## EXERCISE PROMPT
Return all lines of the records that contain the word "icon".

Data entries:
>>
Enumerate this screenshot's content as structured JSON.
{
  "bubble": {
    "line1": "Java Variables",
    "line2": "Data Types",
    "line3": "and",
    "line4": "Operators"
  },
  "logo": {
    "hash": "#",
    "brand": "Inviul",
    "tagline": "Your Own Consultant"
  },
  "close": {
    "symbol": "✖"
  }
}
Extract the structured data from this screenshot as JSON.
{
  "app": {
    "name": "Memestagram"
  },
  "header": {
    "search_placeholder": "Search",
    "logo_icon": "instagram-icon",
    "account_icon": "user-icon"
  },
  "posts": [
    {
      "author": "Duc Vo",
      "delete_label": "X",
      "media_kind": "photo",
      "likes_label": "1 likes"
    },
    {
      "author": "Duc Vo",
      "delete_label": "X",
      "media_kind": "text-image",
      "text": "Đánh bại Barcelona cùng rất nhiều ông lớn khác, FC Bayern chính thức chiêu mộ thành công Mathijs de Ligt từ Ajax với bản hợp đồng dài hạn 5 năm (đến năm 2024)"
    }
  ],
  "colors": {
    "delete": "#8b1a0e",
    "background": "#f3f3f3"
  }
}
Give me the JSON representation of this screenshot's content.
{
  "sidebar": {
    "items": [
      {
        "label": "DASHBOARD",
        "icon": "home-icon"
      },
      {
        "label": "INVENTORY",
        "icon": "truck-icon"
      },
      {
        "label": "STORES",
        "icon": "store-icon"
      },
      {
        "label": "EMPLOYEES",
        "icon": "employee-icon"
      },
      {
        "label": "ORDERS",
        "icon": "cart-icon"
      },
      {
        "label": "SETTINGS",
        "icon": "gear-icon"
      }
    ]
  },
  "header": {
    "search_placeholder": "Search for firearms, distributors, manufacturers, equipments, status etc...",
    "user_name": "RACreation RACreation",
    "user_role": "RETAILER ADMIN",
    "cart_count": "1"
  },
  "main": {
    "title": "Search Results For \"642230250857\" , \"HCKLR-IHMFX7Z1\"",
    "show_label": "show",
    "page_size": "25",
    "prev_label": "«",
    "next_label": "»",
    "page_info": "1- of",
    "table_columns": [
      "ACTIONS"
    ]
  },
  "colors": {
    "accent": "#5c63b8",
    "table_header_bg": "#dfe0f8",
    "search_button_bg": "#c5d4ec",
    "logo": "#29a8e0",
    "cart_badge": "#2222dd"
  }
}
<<
## ANSWER SECTION
    "logo_icon": "instagram-icon",
    "account_icon": "user-icon"
        "icon": "home-icon"
        "icon": "truck-icon"
        "icon": "store-icon"
        "icon": "employee-icon"
        "icon": "cart-icon"
        "icon": "gear-icon"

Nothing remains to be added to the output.